Financial situation (per Spotrac): Mills enters the final year of a two-year, $3.8 million contract signed prior to the 2017 NFL season. For 2018, he carries a cap hit of $2.25 million; however, if he were to be released, the team would only have to eat a $500,000 dead cap charge.
2017 Recap: Mills was himself in 2017, playing as a below-average tackle for the majority of the season. Pro Football Focus graded Mills at a 65.7 overall, which was 43rd among all NFL tackles. Mills tied Richie Incognito in penalties taken among Buffalo offensive linemen for the second consecutive year—he had 6 penalties accepted against him in 2017, and 7 in 2016—while also leading the team in sacks allowed for the second consecutive year (6 last season, 7 in 2016).

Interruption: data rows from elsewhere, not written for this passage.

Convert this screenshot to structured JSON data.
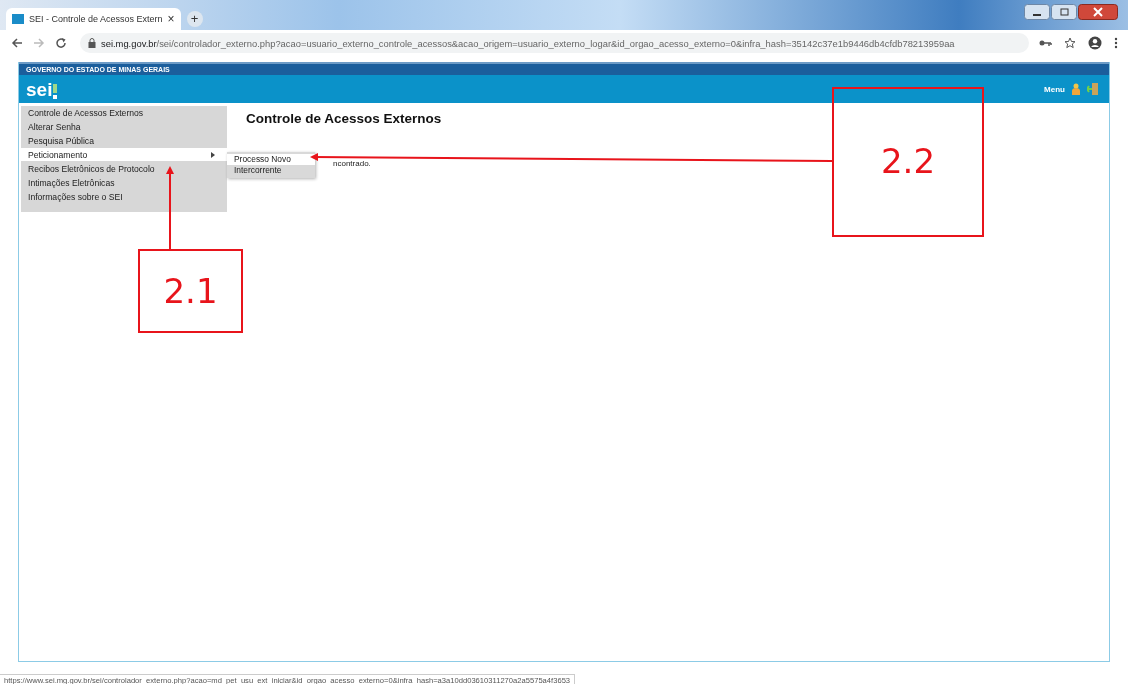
{
  "browser": {
    "tab_title": "SEI - Controle de Acessos Extern",
    "tab_close": "×",
    "new_tab": "+",
    "url_host": "sei.mg.gov.br",
    "url_path": "/sei/controlador_externo.php?acao=usuario_externo_controle_acessos&acao_origem=usuario_externo_logar&id_orgao_acesso_externo=0&infra_hash=35142c37e1b9446db4cfdb78213959aa",
    "status_url": "https://www.sei.mg.gov.br/sei/controlador_externo.php?acao=md_pet_usu_ext_iniciar&id_orgao_acesso_externo=0&infra_hash=a3a10dd03610311270a2a5575a4f3653"
  },
  "header": {
    "government": "GOVERNO DO ESTADO DE MINAS GERAIS",
    "logo": "sei",
    "menu": "Menu"
  },
  "sidebar": {
    "items": [
      {
        "label": "Controle de Acessos Externos",
        "selected": false,
        "has_submenu": false
      },
      {
        "label": "Alterar Senha",
        "selected": false,
        "has_submenu": false
      },
      {
        "label": "Pesquisa Pública",
        "selected": false,
        "has_submenu": false
      },
      {
        "label": "Peticionamento",
        "selected": true,
        "has_submenu": true
      },
      {
        "label": "Recibos Eletrônicos de Protocolo",
        "selected": false,
        "has_submenu": false
      },
      {
        "label": "Intimações Eletrônicas",
        "selected": false,
        "has_submenu": false
      },
      {
        "label": "Informações sobre o SEI",
        "selected": false,
        "has_submenu": false
      }
    ]
  },
  "submenu": {
    "items": [
      {
        "label": "Processo Novo",
        "selected": true
      },
      {
        "label": "Intercorrente",
        "selected": false
      }
    ]
  },
  "content": {
    "title": "Controle de Acessos Externos",
    "message": "ncontrado."
  },
  "annotations": [
    {
      "label": "2.1"
    },
    {
      "label": "2.2"
    }
  ]
}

Positional outlook: The Bills did not add a tackle in the 2018 NFL Draft, but they did bring in veteran Marshall Newhouse to serve as competition. While Newhouse may also be looking to play the role of swing tackle, he can’t be viewed as an upgrade to Mills. His PFF grade was significantly worse (46.4), and he allowed more sacks (8) than Mills last season, as well, while also having 4 penalties accepted against him. The Bills also have Dion Dawkins, who projects a the starting left tackle, to go with Conor McDermott, De’Ondre Wesley, Ike Boettger, Josh James, Mo Porter, and Gerhard de Beer on the roster.
2018 Offseason: Head coach Sean McDermott praised Mills for his leadership earlier in the offseason when asked about the departures of veterans Cordy Glenn, Richie Incognito, and Eric Wood along the offensive line. While much has been written about the rotation along the interior offensive line, little has been noted regarding any changes with the first-team tackles.
2018 season outlook: Mills is not a player who should be a lock on any roster, but there is a great likelihood that the coaching staff views him as one. Since his arrival in 2015, Mills has been a below-average starter in the league. With a known-quantity (who is also well below-average) in Newhouse and a host of unknowns behind him, it’s hard to fathom a scenario in which the Bills make a change here. Of all the unknowns, Conor McDermott is the one with the best chance to surprise and unseat Mills, but that appears unlikely. However, if Mills continues to struggle, he very well may force the coaching staff’s hand.